The days of
single “trusted source” journalism are on the wane. The
profusion of broadband and “always-connected” access to
information is allowing news consumers to choose their
news topics, providers, and media. The result? Greater
opportunities and challenges for PR-minded marketers
exist now than ever before.
flood of news and information is overwhelming editors.
The amount of unedited information being run on news
shows is increasing (see companion story “Let the Viewer
Any person with a digital camera/phone who is in the
right spot at the right time can contribute to a news
show by filming unfolding events. In fact, the BBC asked
viewers to deliver news footage during recent anti-war
Fracture series (view
part three) we discussed how
broadband is changing the way people obtain information.

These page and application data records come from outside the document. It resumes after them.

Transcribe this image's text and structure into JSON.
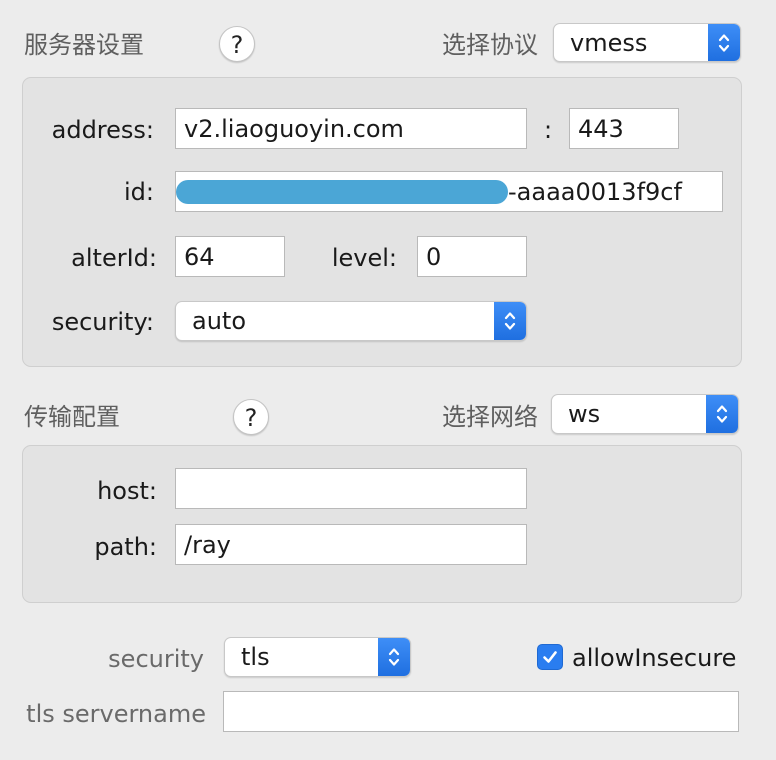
{
  "server": {
    "title": "服务器设置",
    "help": "?",
    "protocol_label": "选择协议",
    "protocol_value": "vmess",
    "address_label": "address:",
    "address_value": "v2.liaoguoyin.com",
    "colon": ":",
    "port_value": "443",
    "id_label": "id:",
    "id_visible_suffix": "-aaaa0013f9cf",
    "alterid_label": "alterId:",
    "alterid_value": "64",
    "level_label": "level:",
    "level_value": "0",
    "security_label": "security:",
    "security_value": "auto"
  },
  "transport": {
    "title": "传输配置",
    "help": "?",
    "network_label": "选择网络",
    "network_value": "ws",
    "host_label": "host:",
    "host_value": "",
    "path_label": "path:",
    "path_value": "/ray"
  },
  "tls": {
    "security_label": "security",
    "security_value": "tls",
    "allow_insecure_label": "allowInsecure",
    "allow_insecure_checked": true,
    "servername_label": "tls servername",
    "servername_value": ""
  },
  "colors": {
    "accent": "#2a7df0",
    "redaction": "#4ba6d6"
  }
}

The paradox of an audience that is growing increasingly
more fragmented while the media is converging is
confusing to say the least.
RSS (Really Simple Syndication) that deliver
news directly to computer desktops based on individual
preferences will facilitate consumer fragmentation while
encouraging media convergence. The specific media
channel is no longer important when one can easily
choose between a newspaper article, a Weblog posting, a
radio interview or a television news bite, all covering
the same story.
speeds increase and the Internet fulfills its promise,
content will be prepared to order – like ordering dinner
a la carte. When television sets carry the Web and
computers carry TV networks, distinctions will further
blur and the role of the media will change even more.
Consumers, instead of the media, will dictate the news–
which will change how marketers disseminate their
messages via PR.
source” of a single Walter Cronkite is giving way to
thousands of Weblogs. Today’s “trusted source” can be
just about anyone who posts to a blog – and the blog
owner becomes more or less an arbitrator or go-between.
Consumers have become the producers, and yesterday’s
producers are now merely co-producers.
evolution comes opportunity. In an article written
nearly two years ago, we discussed “Pitching Blogs.”
With Weblogs covering just about any type of
industry and interest, the number of potential “news”
outlets is becoming staggering. The odds of finding an
outlet for a legitimate news story grow greater every
accompany these opportunities. Finding the right “voice”
in the correct outlet becomes more daunting as the
number of new outlets grows. And since anyone with a
gripe about your company can find a willing ear (and
mouth) on the Web, the potential need for fire-fighting